Known for its chromite deposits, the Silver Run district is located southwest of Red Lodge on the Silver Run Plateau in the Beartooth Mountain range. Two prospectors, working for J. F. Brophy of Red Lodge, located the first chromite on the Four Chromes claim in 1916. M. E. Martin, another local prospector, became interested in the mineral and took up the search, locating all the other known chromite deposits in the area before he died in 1937 (James 1944).

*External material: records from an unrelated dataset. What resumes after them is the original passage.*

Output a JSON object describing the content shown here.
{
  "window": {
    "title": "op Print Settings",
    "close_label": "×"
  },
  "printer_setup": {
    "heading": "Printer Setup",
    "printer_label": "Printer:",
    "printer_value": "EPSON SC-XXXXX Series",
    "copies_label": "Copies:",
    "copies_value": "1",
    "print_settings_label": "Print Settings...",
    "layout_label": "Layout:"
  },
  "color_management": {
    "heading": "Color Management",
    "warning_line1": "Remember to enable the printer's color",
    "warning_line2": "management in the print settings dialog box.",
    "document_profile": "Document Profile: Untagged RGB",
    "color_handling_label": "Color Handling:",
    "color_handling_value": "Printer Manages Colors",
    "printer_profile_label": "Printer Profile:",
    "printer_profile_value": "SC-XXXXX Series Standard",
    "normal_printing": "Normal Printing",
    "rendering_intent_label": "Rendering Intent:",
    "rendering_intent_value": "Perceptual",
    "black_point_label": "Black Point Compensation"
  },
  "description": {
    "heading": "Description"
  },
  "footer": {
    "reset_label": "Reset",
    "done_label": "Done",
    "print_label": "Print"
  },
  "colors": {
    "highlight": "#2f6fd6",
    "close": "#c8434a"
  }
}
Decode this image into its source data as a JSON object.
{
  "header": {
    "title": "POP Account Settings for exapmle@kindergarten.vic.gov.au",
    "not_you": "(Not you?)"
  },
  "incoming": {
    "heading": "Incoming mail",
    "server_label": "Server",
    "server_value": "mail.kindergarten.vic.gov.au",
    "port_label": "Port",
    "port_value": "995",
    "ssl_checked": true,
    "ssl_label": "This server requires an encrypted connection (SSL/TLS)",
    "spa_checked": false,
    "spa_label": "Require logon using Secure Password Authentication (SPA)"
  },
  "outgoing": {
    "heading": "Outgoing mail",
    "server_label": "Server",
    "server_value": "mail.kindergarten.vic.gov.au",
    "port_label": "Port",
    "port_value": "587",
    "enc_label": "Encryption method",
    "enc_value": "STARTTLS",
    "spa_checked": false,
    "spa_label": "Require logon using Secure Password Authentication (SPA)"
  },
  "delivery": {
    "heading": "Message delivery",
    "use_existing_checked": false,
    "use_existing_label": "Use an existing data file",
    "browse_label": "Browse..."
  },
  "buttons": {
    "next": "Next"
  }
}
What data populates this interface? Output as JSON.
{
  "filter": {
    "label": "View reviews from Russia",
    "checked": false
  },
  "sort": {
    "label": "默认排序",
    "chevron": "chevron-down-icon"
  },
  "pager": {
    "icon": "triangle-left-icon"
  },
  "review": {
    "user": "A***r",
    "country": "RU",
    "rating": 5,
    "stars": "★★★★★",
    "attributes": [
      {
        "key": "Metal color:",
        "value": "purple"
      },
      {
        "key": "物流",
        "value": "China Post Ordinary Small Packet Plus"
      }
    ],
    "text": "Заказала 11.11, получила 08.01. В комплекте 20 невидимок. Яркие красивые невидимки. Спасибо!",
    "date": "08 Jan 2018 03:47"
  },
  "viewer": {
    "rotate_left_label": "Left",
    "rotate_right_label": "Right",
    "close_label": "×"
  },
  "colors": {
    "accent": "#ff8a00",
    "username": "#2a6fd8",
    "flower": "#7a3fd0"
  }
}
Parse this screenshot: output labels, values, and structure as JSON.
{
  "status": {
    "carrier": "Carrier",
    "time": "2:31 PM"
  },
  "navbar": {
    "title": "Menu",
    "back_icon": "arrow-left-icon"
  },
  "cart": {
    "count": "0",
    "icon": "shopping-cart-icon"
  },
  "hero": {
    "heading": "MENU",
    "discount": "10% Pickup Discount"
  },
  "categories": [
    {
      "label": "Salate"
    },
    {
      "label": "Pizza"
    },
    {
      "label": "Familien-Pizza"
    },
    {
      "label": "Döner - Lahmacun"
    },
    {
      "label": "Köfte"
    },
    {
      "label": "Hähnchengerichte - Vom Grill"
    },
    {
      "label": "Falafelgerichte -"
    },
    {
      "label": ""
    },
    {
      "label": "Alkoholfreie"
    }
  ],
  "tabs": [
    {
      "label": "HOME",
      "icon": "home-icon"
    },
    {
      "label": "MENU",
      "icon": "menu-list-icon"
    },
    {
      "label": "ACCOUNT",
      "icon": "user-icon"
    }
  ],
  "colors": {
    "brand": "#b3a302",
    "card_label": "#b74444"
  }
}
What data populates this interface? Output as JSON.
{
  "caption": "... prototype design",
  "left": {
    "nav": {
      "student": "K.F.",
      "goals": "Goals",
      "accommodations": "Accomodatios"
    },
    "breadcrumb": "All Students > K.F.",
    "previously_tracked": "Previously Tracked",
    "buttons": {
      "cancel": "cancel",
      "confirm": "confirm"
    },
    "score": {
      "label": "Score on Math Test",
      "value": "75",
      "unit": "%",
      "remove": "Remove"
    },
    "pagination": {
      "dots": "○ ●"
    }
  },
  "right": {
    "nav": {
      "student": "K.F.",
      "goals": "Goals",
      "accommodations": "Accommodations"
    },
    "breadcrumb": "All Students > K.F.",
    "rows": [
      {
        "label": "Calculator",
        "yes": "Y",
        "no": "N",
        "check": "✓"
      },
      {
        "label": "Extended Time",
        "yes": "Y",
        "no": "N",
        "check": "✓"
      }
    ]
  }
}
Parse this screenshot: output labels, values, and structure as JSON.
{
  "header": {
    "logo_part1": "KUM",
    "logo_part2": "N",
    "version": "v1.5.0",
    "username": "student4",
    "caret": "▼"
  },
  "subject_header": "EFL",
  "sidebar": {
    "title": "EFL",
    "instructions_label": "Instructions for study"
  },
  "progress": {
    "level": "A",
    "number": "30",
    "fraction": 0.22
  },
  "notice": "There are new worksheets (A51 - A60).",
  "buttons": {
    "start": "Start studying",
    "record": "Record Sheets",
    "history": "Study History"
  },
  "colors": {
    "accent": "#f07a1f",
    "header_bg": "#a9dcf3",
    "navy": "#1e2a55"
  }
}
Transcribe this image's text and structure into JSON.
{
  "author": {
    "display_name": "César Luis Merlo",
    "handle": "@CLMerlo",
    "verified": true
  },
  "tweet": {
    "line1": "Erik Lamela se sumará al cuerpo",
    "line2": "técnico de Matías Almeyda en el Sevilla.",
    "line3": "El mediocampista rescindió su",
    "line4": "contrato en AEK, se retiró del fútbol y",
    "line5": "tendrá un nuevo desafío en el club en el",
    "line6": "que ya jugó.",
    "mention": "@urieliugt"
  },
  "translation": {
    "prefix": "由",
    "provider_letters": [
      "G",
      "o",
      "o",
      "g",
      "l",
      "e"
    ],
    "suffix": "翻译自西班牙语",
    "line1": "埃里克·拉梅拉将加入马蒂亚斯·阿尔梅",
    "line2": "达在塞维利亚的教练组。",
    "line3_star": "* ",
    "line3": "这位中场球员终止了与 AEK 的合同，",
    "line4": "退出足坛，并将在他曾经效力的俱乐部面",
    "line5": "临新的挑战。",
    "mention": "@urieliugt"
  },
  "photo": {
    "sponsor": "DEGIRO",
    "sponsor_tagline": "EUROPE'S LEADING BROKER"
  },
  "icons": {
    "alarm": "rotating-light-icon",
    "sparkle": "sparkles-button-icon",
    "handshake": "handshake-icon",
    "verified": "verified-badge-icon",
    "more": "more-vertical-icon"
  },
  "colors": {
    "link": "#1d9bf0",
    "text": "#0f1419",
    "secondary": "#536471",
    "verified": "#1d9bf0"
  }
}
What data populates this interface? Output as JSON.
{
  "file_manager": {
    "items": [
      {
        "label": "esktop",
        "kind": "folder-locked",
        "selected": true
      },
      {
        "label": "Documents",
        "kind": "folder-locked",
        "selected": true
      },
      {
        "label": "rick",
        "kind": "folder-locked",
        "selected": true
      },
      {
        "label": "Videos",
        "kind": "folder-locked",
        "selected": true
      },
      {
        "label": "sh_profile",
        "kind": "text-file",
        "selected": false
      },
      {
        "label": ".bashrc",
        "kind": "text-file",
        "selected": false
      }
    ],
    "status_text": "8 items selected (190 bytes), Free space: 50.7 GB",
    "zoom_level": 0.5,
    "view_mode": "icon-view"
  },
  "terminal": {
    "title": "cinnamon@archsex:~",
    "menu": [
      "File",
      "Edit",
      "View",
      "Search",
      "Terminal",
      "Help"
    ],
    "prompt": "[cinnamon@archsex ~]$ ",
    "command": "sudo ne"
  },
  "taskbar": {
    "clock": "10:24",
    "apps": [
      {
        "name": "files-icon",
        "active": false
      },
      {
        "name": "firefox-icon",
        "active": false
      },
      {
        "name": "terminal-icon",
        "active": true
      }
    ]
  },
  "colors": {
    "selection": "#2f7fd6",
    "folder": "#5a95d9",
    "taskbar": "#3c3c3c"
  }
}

The rugged region consists of high plateaus, ranging from 10,000 to 11,000 feet in elevation. Rock Creek, Lake Fork of Rock Creek, and their tributaries flow through deeply incised glaciated valleys characterized by steep walls and rounded bottoms. The underlying rock is primarily granite and gneiss, while the sequence of metamorphic rocks includes hornblendite, hornblende schist, quartzite, and serpentine, the host rock for chromite. Younger rocks, represented by diorite, granodiorite porphyry, syenite porphyry, and pegmatite dikes, cut through the underlying rocks, and the entire region is crossed by numerous faults. The chromite deposits are located "on a belt of serpentine roof pendants that crosses Silver Run Plateau in a northeasterly direction..." north of Lake Fork of Rock Creek (James 1944; Schafer 1937).

James (1944) considered the chromite deposits on the Silver Run Plateau to have "prac-tically no economic possibilities," and their record is poor when compared to those in the neighboring district. Three claims, the Edsel, Four Chromes and Little Nell groups, have proved minor. The only reported production, amounting to 15 tons of ore, came from the Little Nell (James 1944).

Despite the lack of chromite production, the area's only chromite mill was located within the district just east of Red Lodge in Section 27, T7S, R20E. U.S. Vanadium Corporation leased a number of claims in the Hellroaring district in 1941, working them until at least September 1943. The corporation contracted with Stearns-Rogers Corporation for construction of a chrome gravity concentration plant to process ore from the mines. Located on the site of the vacated East Bench coal mine near Red Lodge, the mill was completed in 1942 and had a capacity of 450 tons per day. During its short run from March to November 1942, the mill turned out 11,689 tons of concentrate. The resumption of foreign imports and changes in government regulations, however, forced U.S. Vanadium to close the mill in late 1942. The buildings burned nine years later (Anderson 1983; James 1944).


The Silver Run district is defined by the location of the claims. James (1944) describes the chromite-bearing belt as extending from Section 36, T8S R18E, near the Lake Fork of Rock Creek, northeast to Section 11, T8S R19E, near the West Fork of Rock Creek. The located claims cluster in a smaller area in the south half of T8S R19E (James 1944). Figure 1 delineates the chromite claims as described by James (1944) within the larger Silver Run district as defined by the AMRB (1994).


Edsel Claim

The Edsel claim is located between Snow and Sheep creeks in Sections 28, 33 and 34 T8S R19E. Intrusive granite has broken up the lenses of high grade ore, rendering them of little economic importance. Operations explored the deposits with two pits (James 1944).

Four Chromes Group

The No. 1 claim in this group was the first discovery of chromite in the Silver Run District, located in 1916 by two men working for J. F. Brophy of Red Lodge. The body of serpentine extends for nearly half a mile through the claims, with widths of up to 100 feet. The associated pods of ore are much smaller, the largest being 20 feet long and 12 feet wide. The Bureau of Mines conducted extensive work on the claims in 1942, and most of the 23 trenches and pits come from this project. The ore is poor grade, with a low chromite content and a high percentage of iron. The claims are found in Sections 21, 28 and 29, T8S, R19E (James 1944).

Little Nell Group

The Little Nell Group is located in Sections 29, 30, and 31, T8S R19E, mostly on the Silver Run Plateau between Chrome and Grass creeks. Operators have removed 15 tons of ore and explored the claims with pits and three adits, but the deposits have proved minor (James 1944).


Abandoned Mine Reclamation Bureau (AMRB)

1994 Mining districts of Montana. Maps 1:100,000 and Map #94-NRIS-129. Compiled and edited by Joel Chavez. Prepared by Montana State Library Natural Resource Information System (NRIS) for Montana Department of State Lands. Helena

Anderson, Paul

1983 Cultural Resources Inventory and Evaluation: Red Lodge East Bench - Washoe - Highway - Burns - Smith Mines. Prepared for Montana Department of State Lands by Cultural Resource Division, GCM Services, Inc., Butte.

Bowman, A. H. and Barclay Craighead


Montana, Resources and Opportunities Edition

, Vol. 3. Department of Agricultural, Labor and Industry, Division of Publicity.

James, H. L.

1944 Chromite Deposits near Red Lodge, Carbon County, Montana.

U.S.G.S. Bulletin 945-F


Schafer, Paul A.


Chromite Deposits of Montana

. Memoir No. 18, Montana School of Mines, Butte.